« Last Edit: May 21, 2013, 01:13:56 pm by saturation »
Best Wishes,

 Saturation
 

Offline madshaman

  • Frequent Contributor
  • **
  • Posts: 699
  • Country: ca
  • ego trans insani
when do you really need 6 1/2 DMM ? , I mean the res and/or the accuracy
« Reply #42 on: May 21, 2013, 04:52:15 pm »
Thanks saturation, that gives me a good idea of the general process.

Given that I'm unlikely to buy references with calibration history or will more likely roll my own (money), I take it I start with getting them calibrated often at first and establish and log their long-term drifting behaviour.  If I calibrate my other instruments against these references, I log this action.

Then, at any point I can extrapolate both any instrument's expected drift at the time a measurement was taken and also a certainty metric?

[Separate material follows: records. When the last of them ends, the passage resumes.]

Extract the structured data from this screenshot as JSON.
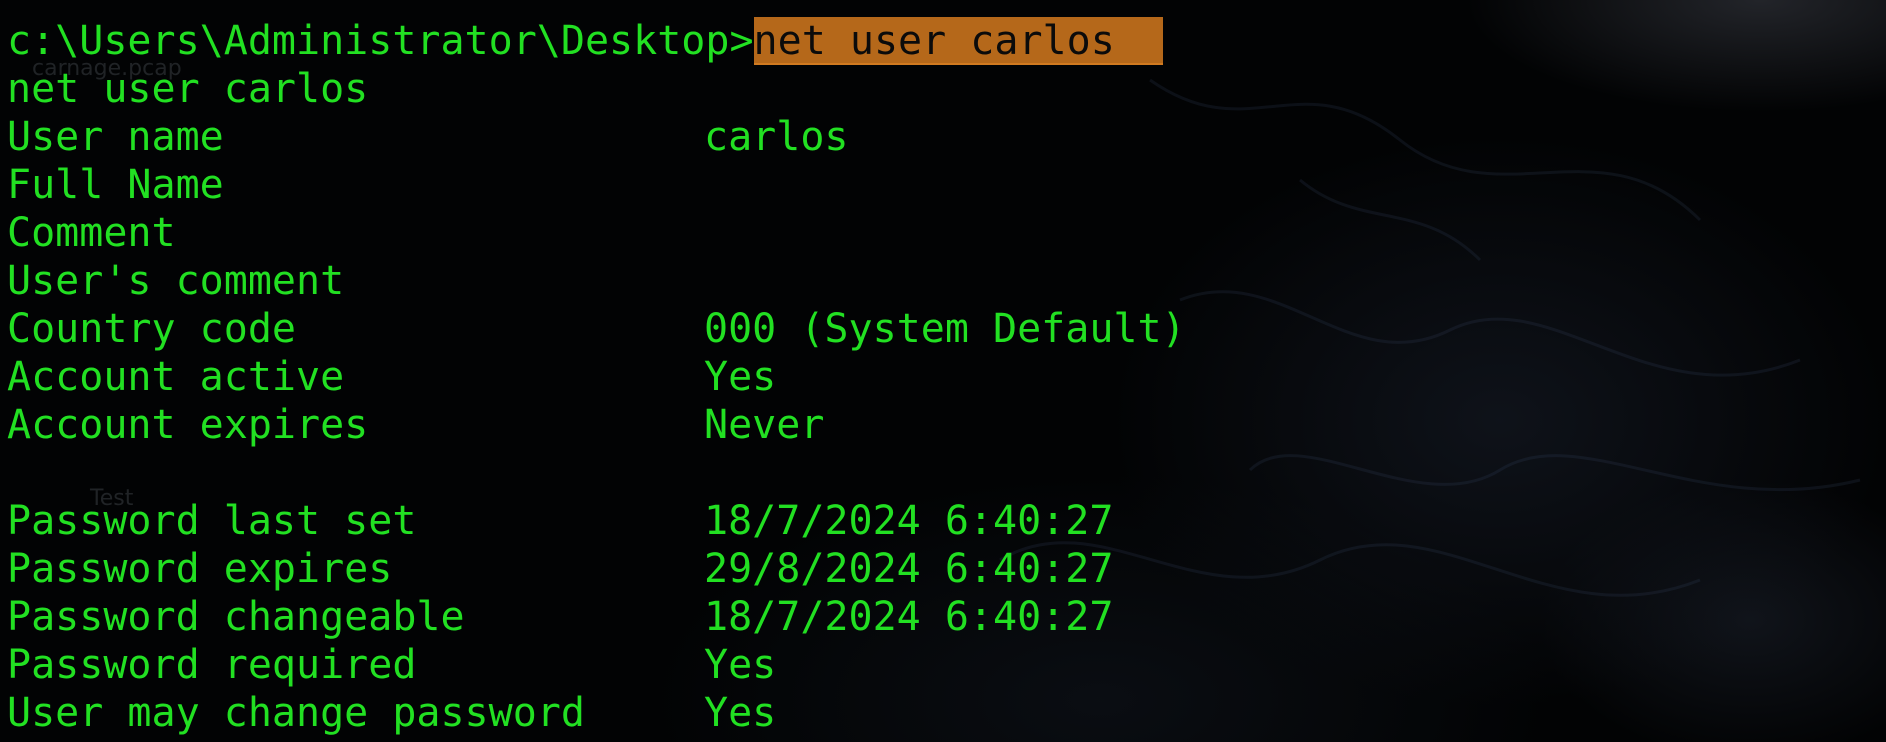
{
  "prompt": {
    "path": "c:\\Users\\Administrator\\Desktop>",
    "command": "net user carlos"
  },
  "echo": "net user carlos",
  "fields": [
    {
      "label": "User name",
      "value": "carlos"
    },
    {
      "label": "Full Name",
      "value": ""
    },
    {
      "label": "Comment",
      "value": ""
    },
    {
      "label": "User's comment",
      "value": ""
    },
    {
      "label": "Country code",
      "value": "000 (System Default)"
    },
    {
      "label": "Account active",
      "value": "Yes"
    },
    {
      "label": "Account expires",
      "value": "Never"
    }
  ],
  "password_fields": [
    {
      "label": "Password last set",
      "value": "18/7/2024 6:40:27"
    },
    {
      "label": "Password expires",
      "value": "29/8/2024 6:40:27"
    },
    {
      "label": "Password changeable",
      "value": "18/7/2024 6:40:27"
    },
    {
      "label": "Password required",
      "value": "Yes"
    },
    {
      "label": "User may change password",
      "value": "Yes"
    }
  ],
  "desktop_ghost": {
    "icon_label_1": "carnage.pcap",
    "icon_label_2": "Test"
  },
  "colors": {
    "text": "#22e022",
    "highlight": "#b5681a",
    "background": "#020304"
  }
}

So in essence, keeping a well calibrated lab is mostly documentation/logging (and the ability to extrapolate from the collected data) ?
To be responsible, but never to let fear stop the imagination.
 

Offline saturation

  • Super Contributor
  • ***
  • Posts: 4788
  • Country: us
  • Doveryai, no proveryai
    • NIST
You're welcome, and yes, that's exactly right.  Also the "c" part of the graph can be kept very narrow by controlling the climate, that's a key factor in variation, temperature is the easiest, humidity somewhat and pressure difficult. Metrology labs keep very detailed careful records, but today, its all automated.  Most engineers will look at the data and analyze it for quality assurance, as practically, most labs will do annual comparisons against national lab standards anyway to meet ISO procedures, which you won't have to and can rely on statistics.   Frequent comparisons to a standard reduces uncertainty to a lowest possible value.

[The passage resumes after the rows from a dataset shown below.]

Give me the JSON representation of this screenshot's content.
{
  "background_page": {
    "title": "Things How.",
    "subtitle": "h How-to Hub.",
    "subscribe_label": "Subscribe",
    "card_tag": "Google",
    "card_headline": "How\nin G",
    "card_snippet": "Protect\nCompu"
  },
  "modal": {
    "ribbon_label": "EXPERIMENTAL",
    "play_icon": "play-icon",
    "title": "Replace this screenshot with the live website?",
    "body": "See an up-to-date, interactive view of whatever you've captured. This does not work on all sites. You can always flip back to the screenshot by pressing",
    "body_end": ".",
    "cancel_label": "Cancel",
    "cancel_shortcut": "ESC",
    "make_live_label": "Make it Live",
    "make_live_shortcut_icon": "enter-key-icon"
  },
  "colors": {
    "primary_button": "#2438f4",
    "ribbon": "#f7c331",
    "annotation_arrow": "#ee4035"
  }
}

Its not difficult work, but one has to be 'anal' about doing collecting data.

For my lab, I stagger the calibration dates, so they don't expire at the same time, and so in theory the 'calibrated' instruments check the uncalibrated ones like a round-robbin, eventually they all 'calibrate' themselves.


Thanks saturation, that gives me a good idea of the general process.

Given that I'm unlikely to buy references with calibration history or will more likely roll my own (money), I take it I start with getting them calibrated often at first and establish and log their long-term drifting behaviour.  If I calibrate my other instruments against these references, I log this action.

Then, at any point I can extrapolate both any instrument's expected drift at the time a measurement was taken and also a certainty metric?

So in essence, keeping a well calibrated lab is mostly documentation/logging (and the ability to extrapolate from the collected data) ?

Best Wishes,

 Saturation
 


Share me

Digg  Facebook  SlashDot  Delicious  Technorati  Twitter  Google  Yahoo
Smf